Veggie Tales Creator Talks "Lord of the Beans" Inspiration
What was your inspiration for Lord of the Beans?
Phil: My kids are now 14, 10, and 8. And they're not as excited about VeggieTales as they used to be. But they love The Lord of the Rings movies. They love the drama and the depth of those worlds that J. R. R. Tolkien created. I discovered that some of our more rabid VeggieTales fans--ex-high school kids and college kids--were also rabid Lord of the Rings fans. The Christian values were so strong in The Lord of the Rings films that it set them apart from the typical action movies. So I thought it would be fun to encourage those values and to take Tolkien's world and populate it with veggies.
Was it difficult to make the story relevant to 4- and 5-year-olds?
Phil: Yes, that's why I really had to look into the core teaching of the Rings. It's one thing to say "Look at this great world full of Christian archetypes that Tolkien crafted" and to throw vegetables into it, but we also had to figure out what the lesson should be. The Lord of the Rings has lots of lessons and themes, but in VeggieTales we need just one. Since we're dealing with younger kids, we wanted them to walk away with one little nugget that they can put in their hearts and carry around.
So I started focusing on the idea of the gifts that we're given and what we do with them. Then I started looking at the responsibility this involves. You see it in the movies where Frodo has this ring, but unlike everyone else, he doesn't want to use it for his own benefit. That was the most inspiring theme for me, because if God is giving us gifts, what are they for? The world tells you it's all about making yourself rich or famous. Our kids are drenched in those kinds of messages. So I wanted to write a story that would subvert that and turn it upside down.
So instead of a ring, you have a bean?

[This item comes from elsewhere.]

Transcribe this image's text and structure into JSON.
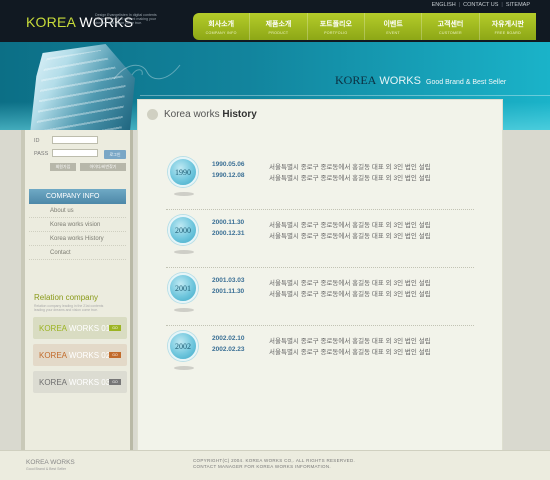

Phil: That's right. Toto Baggypants is given this amazing gift--a bean that can give you virtually anything you want. But Toto doesn't want to use it until he knows what it's for. And in the end, he realizes that God wants to use our gifts for the benefit of others. That's why He gives them to us.